"Oh my God," he replied, laughing his head off as he informed Dominic that I was waving to the T.V. set, and then turned around to show me the head set he was wearing, and after he explained how he was simutaneously playing this game with several of his friends, I made my way back to bed, my geek level at a new low.

The next day, the two younger boys were showing me a game called the legend of Zelda, the twilight princess.

"Who kidnapped her? Does Link get to marry her when he saves her? Can you talk to your friends on the T.V. when you're playing this game?" I asked a lot of questions, but their stunned expressions confirmed that I was game challenged, so I left the room and went to make myself a cup of tea.

This brings me to Zeppie, my webkin puppy. A few years ago, the youngest grandson asked me to buy myself a webkin so I would be able to send his webkin, e-mails and gifts. I did what any grandmother would do for a grandchild, and bought myself a webkin. What he failed to tell me was I had to take care of this puppy on line. Not only was I forced to buy furniture and sign Zeppie up for after school projects, but I had to do farming to feed this puppy. If I failed to keep the puppy well fed and entertained, I was called into the Doctor's office. It's really embarrassing to have a cartoon doctor tell you that your cartoon puppy is sick.

I found myself stressing out when days would pass, and because I was busy in real life, my imaginary plants would begin to die and I would have to rake and water and nurse the farm back to health. On top of this stress, my oldest granddaughter who was in college at the time, asked my to join her vampire group on facebook.

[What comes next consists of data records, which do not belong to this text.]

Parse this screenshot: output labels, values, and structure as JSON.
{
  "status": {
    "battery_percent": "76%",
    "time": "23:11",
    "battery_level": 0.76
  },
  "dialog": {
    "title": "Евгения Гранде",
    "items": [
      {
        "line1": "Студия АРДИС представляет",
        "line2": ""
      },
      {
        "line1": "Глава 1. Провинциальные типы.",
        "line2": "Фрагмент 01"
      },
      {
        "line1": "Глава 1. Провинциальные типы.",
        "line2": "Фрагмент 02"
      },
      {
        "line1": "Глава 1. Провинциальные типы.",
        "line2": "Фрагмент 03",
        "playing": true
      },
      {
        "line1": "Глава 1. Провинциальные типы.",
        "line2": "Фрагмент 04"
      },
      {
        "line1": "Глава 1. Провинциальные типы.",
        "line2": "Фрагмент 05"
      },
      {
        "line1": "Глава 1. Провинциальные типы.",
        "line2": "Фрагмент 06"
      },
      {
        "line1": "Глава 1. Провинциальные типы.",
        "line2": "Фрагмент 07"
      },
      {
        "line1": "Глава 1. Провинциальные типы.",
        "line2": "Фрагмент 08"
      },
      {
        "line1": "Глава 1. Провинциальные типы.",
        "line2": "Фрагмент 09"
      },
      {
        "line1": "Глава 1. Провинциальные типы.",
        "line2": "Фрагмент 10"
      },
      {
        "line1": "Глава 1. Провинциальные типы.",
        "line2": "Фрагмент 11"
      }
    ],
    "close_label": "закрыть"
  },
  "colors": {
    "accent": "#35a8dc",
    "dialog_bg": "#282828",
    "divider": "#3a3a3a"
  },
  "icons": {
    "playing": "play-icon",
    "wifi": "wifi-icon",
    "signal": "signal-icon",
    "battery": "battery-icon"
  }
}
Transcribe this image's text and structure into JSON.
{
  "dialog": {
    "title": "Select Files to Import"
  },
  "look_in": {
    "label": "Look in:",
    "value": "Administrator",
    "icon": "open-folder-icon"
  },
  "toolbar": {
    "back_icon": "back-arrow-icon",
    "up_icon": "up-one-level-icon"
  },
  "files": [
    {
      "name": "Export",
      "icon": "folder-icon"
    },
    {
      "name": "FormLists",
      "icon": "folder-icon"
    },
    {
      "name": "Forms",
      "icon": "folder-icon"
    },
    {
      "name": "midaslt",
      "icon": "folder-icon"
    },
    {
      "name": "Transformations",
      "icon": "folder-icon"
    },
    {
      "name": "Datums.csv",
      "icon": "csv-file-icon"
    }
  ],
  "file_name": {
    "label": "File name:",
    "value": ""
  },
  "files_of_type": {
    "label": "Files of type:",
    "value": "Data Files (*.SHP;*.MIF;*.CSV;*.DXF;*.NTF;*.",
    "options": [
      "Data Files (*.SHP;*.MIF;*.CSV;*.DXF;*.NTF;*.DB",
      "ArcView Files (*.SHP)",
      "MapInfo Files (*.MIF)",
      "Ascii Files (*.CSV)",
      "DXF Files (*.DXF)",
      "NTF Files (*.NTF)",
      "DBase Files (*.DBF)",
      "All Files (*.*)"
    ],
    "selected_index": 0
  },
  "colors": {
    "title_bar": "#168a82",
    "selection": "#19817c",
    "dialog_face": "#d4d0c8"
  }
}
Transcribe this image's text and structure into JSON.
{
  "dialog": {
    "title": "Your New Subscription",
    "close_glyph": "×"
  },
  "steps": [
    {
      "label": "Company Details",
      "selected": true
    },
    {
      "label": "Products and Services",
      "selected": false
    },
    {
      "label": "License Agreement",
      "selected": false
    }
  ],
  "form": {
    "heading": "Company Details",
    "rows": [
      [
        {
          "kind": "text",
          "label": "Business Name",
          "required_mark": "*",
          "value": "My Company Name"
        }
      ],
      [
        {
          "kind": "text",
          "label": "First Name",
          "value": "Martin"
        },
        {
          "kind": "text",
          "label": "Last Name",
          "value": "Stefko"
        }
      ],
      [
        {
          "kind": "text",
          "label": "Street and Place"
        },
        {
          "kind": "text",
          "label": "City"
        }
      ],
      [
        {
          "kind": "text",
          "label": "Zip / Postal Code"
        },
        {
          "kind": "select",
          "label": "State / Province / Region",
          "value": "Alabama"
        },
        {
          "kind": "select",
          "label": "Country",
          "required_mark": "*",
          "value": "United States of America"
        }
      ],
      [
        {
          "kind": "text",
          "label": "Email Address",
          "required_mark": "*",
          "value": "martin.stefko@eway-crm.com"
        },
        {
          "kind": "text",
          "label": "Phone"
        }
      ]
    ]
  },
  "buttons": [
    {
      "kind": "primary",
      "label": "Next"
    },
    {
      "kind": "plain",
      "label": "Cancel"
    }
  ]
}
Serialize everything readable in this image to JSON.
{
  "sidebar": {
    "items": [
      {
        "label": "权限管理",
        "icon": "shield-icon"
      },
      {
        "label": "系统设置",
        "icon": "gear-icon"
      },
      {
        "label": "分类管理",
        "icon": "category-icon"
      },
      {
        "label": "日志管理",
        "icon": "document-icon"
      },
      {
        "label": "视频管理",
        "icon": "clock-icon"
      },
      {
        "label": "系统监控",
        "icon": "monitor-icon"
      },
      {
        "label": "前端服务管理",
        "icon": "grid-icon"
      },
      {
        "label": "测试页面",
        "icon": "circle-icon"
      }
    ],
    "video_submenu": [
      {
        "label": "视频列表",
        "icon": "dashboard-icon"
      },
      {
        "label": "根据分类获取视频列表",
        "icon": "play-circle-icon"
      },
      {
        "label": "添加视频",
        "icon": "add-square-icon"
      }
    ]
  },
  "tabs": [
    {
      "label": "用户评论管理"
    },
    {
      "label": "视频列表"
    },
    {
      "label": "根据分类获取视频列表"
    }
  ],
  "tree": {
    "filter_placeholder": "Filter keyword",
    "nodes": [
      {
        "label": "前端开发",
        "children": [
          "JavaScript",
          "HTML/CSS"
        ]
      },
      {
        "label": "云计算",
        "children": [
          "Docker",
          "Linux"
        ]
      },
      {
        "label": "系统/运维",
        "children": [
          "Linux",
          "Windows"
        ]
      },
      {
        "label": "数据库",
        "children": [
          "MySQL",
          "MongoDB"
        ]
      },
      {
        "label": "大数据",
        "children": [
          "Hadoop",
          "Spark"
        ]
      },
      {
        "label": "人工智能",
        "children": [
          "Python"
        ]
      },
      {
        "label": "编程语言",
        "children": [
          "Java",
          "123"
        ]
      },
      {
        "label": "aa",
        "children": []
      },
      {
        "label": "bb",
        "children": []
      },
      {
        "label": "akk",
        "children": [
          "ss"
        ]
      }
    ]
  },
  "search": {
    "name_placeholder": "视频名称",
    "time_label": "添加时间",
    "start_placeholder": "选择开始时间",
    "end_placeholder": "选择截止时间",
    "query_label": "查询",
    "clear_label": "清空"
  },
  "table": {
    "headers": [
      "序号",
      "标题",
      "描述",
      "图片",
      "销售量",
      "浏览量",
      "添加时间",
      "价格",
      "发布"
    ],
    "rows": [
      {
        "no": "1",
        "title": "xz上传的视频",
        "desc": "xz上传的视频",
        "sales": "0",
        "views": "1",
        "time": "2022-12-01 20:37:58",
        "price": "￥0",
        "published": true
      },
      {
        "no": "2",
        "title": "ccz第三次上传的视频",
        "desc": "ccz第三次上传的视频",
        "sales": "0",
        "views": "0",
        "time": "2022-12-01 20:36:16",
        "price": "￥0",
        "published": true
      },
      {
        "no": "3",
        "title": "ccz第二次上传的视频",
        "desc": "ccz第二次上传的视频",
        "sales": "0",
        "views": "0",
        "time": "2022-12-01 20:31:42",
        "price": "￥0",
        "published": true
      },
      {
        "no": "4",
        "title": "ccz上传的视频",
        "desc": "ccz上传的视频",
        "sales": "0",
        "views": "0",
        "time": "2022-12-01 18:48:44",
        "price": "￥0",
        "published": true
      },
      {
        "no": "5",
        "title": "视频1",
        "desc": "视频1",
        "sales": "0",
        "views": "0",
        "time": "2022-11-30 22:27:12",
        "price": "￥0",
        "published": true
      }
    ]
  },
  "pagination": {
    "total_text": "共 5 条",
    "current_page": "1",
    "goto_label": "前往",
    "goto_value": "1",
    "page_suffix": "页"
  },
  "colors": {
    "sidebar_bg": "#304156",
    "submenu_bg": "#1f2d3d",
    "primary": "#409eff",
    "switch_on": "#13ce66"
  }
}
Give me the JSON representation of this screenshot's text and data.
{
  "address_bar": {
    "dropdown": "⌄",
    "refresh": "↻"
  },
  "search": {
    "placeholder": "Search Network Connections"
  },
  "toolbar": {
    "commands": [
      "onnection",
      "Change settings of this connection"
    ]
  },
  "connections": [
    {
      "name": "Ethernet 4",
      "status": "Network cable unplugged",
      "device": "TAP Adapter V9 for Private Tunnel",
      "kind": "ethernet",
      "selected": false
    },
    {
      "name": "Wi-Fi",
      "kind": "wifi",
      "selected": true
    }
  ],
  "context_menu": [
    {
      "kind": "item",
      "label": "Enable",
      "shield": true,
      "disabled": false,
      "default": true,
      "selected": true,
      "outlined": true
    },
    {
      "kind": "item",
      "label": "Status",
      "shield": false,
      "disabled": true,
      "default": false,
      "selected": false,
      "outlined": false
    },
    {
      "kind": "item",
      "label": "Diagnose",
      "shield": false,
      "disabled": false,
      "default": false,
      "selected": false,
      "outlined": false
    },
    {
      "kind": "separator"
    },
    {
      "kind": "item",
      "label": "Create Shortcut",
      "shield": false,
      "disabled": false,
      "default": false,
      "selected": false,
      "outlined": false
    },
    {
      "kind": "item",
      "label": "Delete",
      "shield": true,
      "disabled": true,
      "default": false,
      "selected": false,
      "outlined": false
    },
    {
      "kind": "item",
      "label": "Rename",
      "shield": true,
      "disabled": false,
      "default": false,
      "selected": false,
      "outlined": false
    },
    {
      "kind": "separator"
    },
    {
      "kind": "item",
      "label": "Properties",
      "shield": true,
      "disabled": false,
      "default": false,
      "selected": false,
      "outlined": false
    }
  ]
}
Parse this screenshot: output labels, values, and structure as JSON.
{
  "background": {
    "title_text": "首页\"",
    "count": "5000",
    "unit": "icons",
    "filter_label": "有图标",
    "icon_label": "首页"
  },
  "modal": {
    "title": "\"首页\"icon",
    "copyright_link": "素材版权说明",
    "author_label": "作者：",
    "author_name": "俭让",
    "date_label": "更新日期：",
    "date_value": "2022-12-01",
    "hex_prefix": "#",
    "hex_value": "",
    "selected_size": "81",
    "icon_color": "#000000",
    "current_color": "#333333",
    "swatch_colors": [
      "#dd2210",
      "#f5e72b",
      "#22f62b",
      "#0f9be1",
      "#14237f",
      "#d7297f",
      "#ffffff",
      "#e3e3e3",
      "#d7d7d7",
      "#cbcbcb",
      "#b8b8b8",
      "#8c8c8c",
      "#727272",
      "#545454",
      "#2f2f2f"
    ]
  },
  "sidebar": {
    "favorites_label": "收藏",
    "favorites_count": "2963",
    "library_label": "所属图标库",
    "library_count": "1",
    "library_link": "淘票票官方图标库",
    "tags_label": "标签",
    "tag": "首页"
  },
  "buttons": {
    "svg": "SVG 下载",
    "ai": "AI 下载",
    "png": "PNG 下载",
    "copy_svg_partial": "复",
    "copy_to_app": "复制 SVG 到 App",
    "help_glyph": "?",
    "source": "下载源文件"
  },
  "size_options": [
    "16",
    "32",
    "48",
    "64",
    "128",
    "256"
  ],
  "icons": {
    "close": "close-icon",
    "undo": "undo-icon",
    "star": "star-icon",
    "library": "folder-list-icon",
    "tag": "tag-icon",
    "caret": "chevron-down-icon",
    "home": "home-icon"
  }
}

I had to fight zombies, werewolves, and other vampires to move up the ranks, and would send out requests to my facebook friends to please allow me to bite their neck to enable me to gain more points, but only a few agreed. Between trying to find the time to care for both my online dependents, I even considered using the vampires to to do the farming for my webkin site.

Busy with work, I went on my sites less and less, until one day, I could no longer pull up my webkin puppy, and God only knows where my level six vampire went to.

So for my facebook friends, please don't take it personal when I don't help you with farmville. I'm having major guilt trips as it is, and all I can hope for is that Zeppie is happy in Webkin heaven, and that my vampire got a bit part on True Blood and is doing well.